(TASK INPUT Opens)

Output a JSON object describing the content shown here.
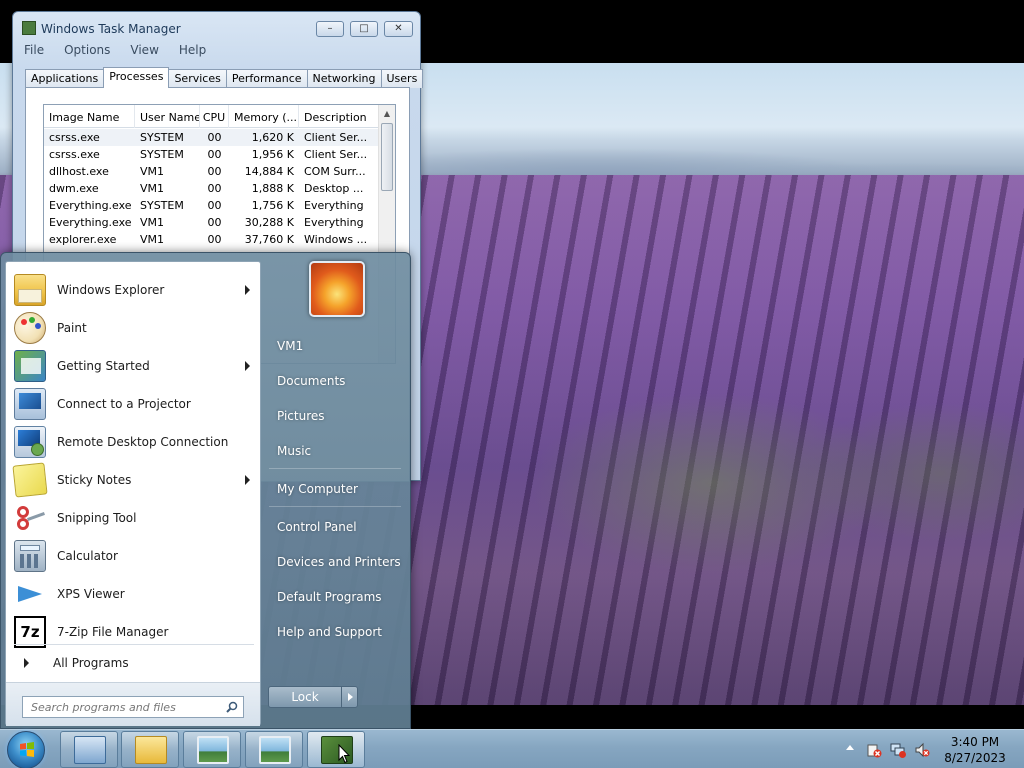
{
  "task_manager": {
    "title": "Windows Task Manager",
    "menu": [
      "File",
      "Options",
      "View",
      "Help"
    ],
    "tabs": [
      "Applications",
      "Processes",
      "Services",
      "Performance",
      "Networking",
      "Users"
    ],
    "active_tab": "Processes",
    "columns": [
      "Image Name",
      "User Name",
      "CPU",
      "Memory (...",
      "Description"
    ],
    "rows": [
      {
        "image": "csrss.exe",
        "user": "SYSTEM",
        "cpu": "00",
        "memory": "1,620 K",
        "desc": "Client Ser..."
      },
      {
        "image": "csrss.exe",
        "user": "SYSTEM",
        "cpu": "00",
        "memory": "1,956 K",
        "desc": "Client Ser..."
      },
      {
        "image": "dllhost.exe",
        "user": "VM1",
        "cpu": "00",
        "memory": "14,884 K",
        "desc": "COM Surr..."
      },
      {
        "image": "dwm.exe",
        "user": "VM1",
        "cpu": "00",
        "memory": "1,888 K",
        "desc": "Desktop ..."
      },
      {
        "image": "Everything.exe",
        "user": "SYSTEM",
        "cpu": "00",
        "memory": "1,756 K",
        "desc": "Everything"
      },
      {
        "image": "Everything.exe",
        "user": "VM1",
        "cpu": "00",
        "memory": "30,288 K",
        "desc": "Everything"
      },
      {
        "image": "explorer.exe",
        "user": "VM1",
        "cpu": "00",
        "memory": "37,760 K",
        "desc": "Windows ..."
      }
    ]
  },
  "start_menu": {
    "programs": [
      {
        "label": "Windows Explorer",
        "icon": "folder-icon",
        "has_submenu": true
      },
      {
        "label": "Paint",
        "icon": "paint-palette-icon",
        "has_submenu": false
      },
      {
        "label": "Getting Started",
        "icon": "getting-started-icon",
        "has_submenu": true
      },
      {
        "label": "Connect to a Projector",
        "icon": "projector-icon",
        "has_submenu": false
      },
      {
        "label": "Remote Desktop Connection",
        "icon": "remote-desktop-icon",
        "has_submenu": false
      },
      {
        "label": "Sticky Notes",
        "icon": "sticky-notes-icon",
        "has_submenu": true
      },
      {
        "label": "Snipping Tool",
        "icon": "scissors-icon",
        "has_submenu": false
      },
      {
        "label": "Calculator",
        "icon": "calculator-icon",
        "has_submenu": false
      },
      {
        "label": "XPS Viewer",
        "icon": "xps-viewer-icon",
        "has_submenu": false
      },
      {
        "label": "7-Zip File Manager",
        "icon": "7zip-icon",
        "has_submenu": false
      }
    ],
    "all_programs": "All Programs",
    "search_placeholder": "Search programs and files",
    "right_links": {
      "user": "VM1",
      "documents": "Documents",
      "pictures": "Pictures",
      "music": "Music",
      "computer": "My Computer",
      "control_panel": "Control Panel",
      "devices": "Devices and Printers",
      "default_programs": "Default Programs",
      "help": "Help and Support"
    },
    "lock_label": "Lock"
  },
  "taskbar": {
    "buttons": [
      "task-manager-app",
      "windows-explorer-app",
      "photo-viewer-app",
      "photo-viewer-app-2",
      "task-manager-active-app"
    ],
    "tray_icons": [
      "action-center-alert-icon",
      "network-disconnected-icon",
      "volume-muted-icon"
    ],
    "clock_time": "3:40 PM",
    "clock_date": "8/27/2023"
  }
}
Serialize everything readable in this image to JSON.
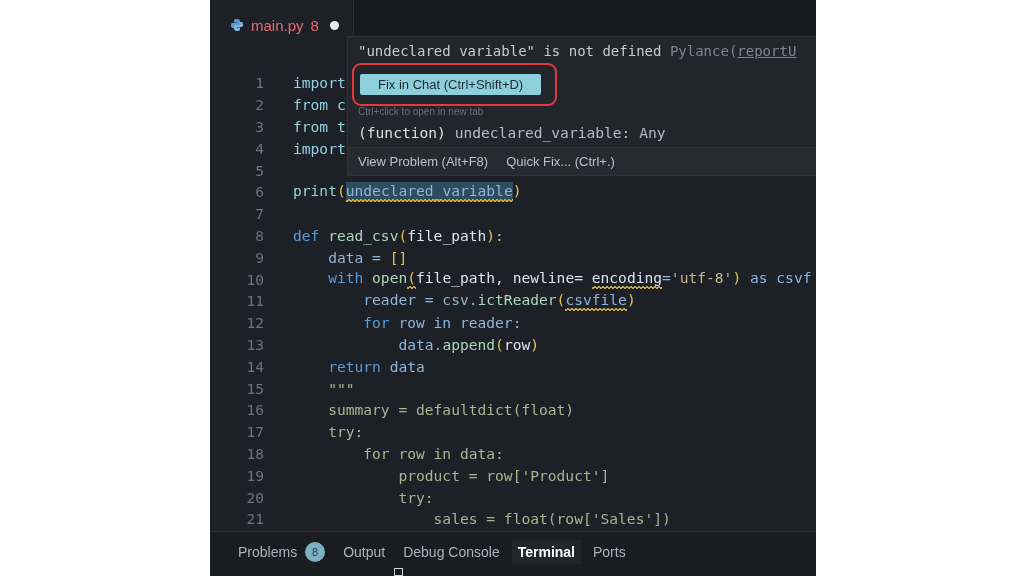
{
  "tab": {
    "filename": "main.py",
    "problem_count": "8",
    "modified": true
  },
  "lines": [
    {
      "number": "1",
      "tokens": [
        {
          "text": "import",
          "kind": "kw2"
        }
      ]
    },
    {
      "number": "2",
      "tokens": [
        {
          "text": "from c",
          "kind": "kw2"
        }
      ]
    },
    {
      "number": "3",
      "tokens": [
        {
          "text": "from t",
          "kind": "kw2"
        }
      ]
    },
    {
      "number": "4",
      "tokens": [
        {
          "text": "import",
          "kind": "kw2"
        }
      ]
    },
    {
      "number": "5"
    },
    {
      "number": "6",
      "tokens": [
        {
          "text": "print",
          "kind": "kw2"
        },
        {
          "text": "(",
          "kind": "paren"
        },
        {
          "text": "undeclared_variable",
          "kind": "var",
          "squiggle": true,
          "selected": true
        },
        {
          "text": ")",
          "kind": "paren"
        }
      ]
    },
    {
      "number": "7"
    },
    {
      "number": "8",
      "tokens": [
        {
          "text": "def ",
          "kind": "kw"
        },
        {
          "text": "read_csv",
          "kind": "fn"
        },
        {
          "text": "(",
          "kind": "paren"
        },
        {
          "text": "file_path",
          "kind": "param"
        },
        {
          "text": "):",
          "kind": "paren"
        }
      ]
    },
    {
      "number": "9",
      "tokens": [
        {
          "text": "    data = ",
          "kind": "var"
        },
        {
          "text": "[]",
          "kind": "paren"
        }
      ]
    },
    {
      "number": "10",
      "tokens": [
        {
          "text": "    with ",
          "kind": "kw"
        },
        {
          "text": "open",
          "kind": "fn"
        },
        {
          "text": "(",
          "kind": "paren",
          "squiggle": true
        },
        {
          "text": "file_path, newline= ",
          "kind": "param"
        },
        {
          "text": "encoding",
          "kind": "param",
          "squiggle": true
        },
        {
          "text": "=",
          "kind": "var"
        },
        {
          "text": "'utf-8'",
          "kind": "str"
        },
        {
          "text": ") ",
          "kind": "paren"
        },
        {
          "text": "as csvf",
          "kind": "var"
        }
      ]
    },
    {
      "number": "11",
      "tokens": [
        {
          "text": "        reader = csv.",
          "kind": "var"
        },
        {
          "text": "ictReader",
          "kind": "fn"
        },
        {
          "text": "(",
          "kind": "paren"
        },
        {
          "text": "csvfile",
          "kind": "var",
          "squiggle": true
        },
        {
          "text": ")",
          "kind": "paren"
        }
      ]
    },
    {
      "number": "12",
      "tokens": [
        {
          "text": "        for ",
          "kind": "kw"
        },
        {
          "text": "row in reader:",
          "kind": "var"
        }
      ]
    },
    {
      "number": "13",
      "tokens": [
        {
          "text": "            data.",
          "kind": "var"
        },
        {
          "text": "append",
          "kind": "fn"
        },
        {
          "text": "(",
          "kind": "paren"
        },
        {
          "text": "row",
          "kind": "param"
        },
        {
          "text": ")",
          "kind": "paren"
        }
      ]
    },
    {
      "number": "14",
      "tokens": [
        {
          "text": "    return ",
          "kind": "kw"
        },
        {
          "text": "data",
          "kind": "var"
        }
      ]
    },
    {
      "number": "15",
      "tokens": [
        {
          "text": "    \"\"\"",
          "kind": "doc"
        }
      ]
    },
    {
      "number": "16",
      "tokens": [
        {
          "text": "    summary = defaultdict(float)",
          "kind": "doc"
        }
      ]
    },
    {
      "number": "17",
      "tokens": [
        {
          "text": "    try:",
          "kind": "doc"
        }
      ]
    },
    {
      "number": "18",
      "tokens": [
        {
          "text": "        for row in data:",
          "kind": "doc"
        }
      ]
    },
    {
      "number": "19",
      "tokens": [
        {
          "text": "            product = row['Product']",
          "kind": "doc"
        }
      ]
    },
    {
      "number": "20",
      "tokens": [
        {
          "text": "            try:",
          "kind": "doc"
        }
      ]
    },
    {
      "number": "21",
      "tokens": [
        {
          "text": "                sales = float(row['Sales'])",
          "kind": "doc"
        }
      ]
    }
  ],
  "hover": {
    "message": "\"undeclared variable\" is not defined",
    "source": "Pylance(",
    "rule": "reportU",
    "fix_button": "Fix in Chat (Ctrl+Shift+D)",
    "hint": "Ctrl+click to open in new tab",
    "signature_keyword": "(function)",
    "signature": " undeclared_variable: Any",
    "actions": [
      "View Problem (Alt+F8)",
      "Quick Fix... (Ctrl+.)"
    ]
  },
  "panel_tabs": [
    {
      "label": "Problems",
      "badge": "8",
      "selected": false
    },
    {
      "label": "Output",
      "selected": false
    },
    {
      "label": "Debug Console",
      "selected": false
    },
    {
      "label": "Terminal",
      "selected": true
    },
    {
      "label": "Ports",
      "selected": false
    }
  ]
}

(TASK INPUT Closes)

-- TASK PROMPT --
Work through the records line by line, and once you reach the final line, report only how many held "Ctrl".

-- RESPONSE TO THIS TASK --
3